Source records

____

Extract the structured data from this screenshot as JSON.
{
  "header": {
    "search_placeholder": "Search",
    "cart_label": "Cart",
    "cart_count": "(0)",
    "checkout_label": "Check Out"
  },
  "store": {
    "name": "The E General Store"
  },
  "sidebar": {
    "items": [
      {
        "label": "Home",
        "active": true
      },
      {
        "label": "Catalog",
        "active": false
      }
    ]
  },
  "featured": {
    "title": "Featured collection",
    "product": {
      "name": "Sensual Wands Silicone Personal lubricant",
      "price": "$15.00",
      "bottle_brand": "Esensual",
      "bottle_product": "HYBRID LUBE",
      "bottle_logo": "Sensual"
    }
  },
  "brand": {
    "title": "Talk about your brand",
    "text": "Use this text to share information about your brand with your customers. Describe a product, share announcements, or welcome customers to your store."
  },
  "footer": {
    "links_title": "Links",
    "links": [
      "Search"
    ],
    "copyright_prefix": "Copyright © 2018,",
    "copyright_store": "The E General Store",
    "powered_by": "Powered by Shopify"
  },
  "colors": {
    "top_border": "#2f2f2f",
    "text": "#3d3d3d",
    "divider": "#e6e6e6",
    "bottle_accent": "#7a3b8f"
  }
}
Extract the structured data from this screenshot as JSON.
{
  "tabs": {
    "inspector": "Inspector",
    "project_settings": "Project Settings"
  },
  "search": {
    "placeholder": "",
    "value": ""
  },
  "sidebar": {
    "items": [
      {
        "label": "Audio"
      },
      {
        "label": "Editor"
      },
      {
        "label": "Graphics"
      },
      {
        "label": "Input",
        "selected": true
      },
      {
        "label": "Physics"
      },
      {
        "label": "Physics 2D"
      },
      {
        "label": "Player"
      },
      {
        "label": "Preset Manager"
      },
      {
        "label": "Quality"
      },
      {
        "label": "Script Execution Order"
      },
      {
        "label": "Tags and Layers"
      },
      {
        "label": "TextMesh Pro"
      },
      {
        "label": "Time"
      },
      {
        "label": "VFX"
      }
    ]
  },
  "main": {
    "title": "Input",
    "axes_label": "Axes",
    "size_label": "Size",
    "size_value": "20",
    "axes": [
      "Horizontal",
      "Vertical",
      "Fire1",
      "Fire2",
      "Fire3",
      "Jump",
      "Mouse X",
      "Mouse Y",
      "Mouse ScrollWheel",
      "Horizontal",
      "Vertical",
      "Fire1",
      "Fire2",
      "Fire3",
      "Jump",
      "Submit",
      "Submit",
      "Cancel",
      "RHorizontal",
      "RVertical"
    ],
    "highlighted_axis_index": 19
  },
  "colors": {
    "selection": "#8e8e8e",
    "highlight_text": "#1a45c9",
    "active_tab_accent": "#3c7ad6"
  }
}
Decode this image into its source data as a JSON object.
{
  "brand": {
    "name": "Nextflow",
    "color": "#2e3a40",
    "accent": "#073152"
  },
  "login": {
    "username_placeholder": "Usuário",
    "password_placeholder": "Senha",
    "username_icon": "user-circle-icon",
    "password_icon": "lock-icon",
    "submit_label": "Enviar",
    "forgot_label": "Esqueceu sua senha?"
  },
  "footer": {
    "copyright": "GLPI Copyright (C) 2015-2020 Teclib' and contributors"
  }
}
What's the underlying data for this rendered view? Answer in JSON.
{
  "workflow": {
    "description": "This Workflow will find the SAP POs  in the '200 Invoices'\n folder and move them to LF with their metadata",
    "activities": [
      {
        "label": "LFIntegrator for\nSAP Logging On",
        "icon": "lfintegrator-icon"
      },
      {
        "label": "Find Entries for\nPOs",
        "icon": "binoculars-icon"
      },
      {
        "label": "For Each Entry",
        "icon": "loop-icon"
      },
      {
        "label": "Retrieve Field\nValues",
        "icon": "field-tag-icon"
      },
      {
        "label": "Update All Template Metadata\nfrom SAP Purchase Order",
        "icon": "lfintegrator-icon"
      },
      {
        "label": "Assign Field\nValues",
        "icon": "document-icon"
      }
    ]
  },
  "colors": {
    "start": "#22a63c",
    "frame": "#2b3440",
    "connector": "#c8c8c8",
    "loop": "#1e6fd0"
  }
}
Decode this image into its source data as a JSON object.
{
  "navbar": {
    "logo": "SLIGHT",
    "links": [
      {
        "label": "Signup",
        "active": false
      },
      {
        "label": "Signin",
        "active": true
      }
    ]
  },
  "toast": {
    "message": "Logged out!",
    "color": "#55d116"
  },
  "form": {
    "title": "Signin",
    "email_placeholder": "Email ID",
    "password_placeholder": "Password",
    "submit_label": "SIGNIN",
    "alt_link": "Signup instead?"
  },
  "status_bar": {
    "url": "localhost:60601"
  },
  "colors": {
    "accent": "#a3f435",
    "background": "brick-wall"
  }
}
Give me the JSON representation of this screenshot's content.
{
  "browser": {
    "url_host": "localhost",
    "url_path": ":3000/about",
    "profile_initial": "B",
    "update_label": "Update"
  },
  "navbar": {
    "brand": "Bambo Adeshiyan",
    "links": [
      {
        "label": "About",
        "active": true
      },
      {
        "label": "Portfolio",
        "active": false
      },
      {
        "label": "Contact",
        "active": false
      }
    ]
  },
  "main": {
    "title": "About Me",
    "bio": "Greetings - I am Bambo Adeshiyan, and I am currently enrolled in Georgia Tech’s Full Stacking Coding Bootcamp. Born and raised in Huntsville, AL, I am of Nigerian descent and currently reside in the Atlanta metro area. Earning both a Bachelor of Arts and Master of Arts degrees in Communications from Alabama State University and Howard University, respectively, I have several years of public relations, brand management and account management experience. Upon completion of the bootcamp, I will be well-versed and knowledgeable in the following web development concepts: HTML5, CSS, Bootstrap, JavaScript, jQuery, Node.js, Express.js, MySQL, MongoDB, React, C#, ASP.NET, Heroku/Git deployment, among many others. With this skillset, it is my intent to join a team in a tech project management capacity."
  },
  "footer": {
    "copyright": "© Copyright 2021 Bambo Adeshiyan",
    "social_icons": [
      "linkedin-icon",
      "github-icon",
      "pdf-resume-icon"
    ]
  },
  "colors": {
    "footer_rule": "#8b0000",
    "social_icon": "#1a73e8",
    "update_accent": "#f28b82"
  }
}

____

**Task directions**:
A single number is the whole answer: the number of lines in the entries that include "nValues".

**Finished task**:
2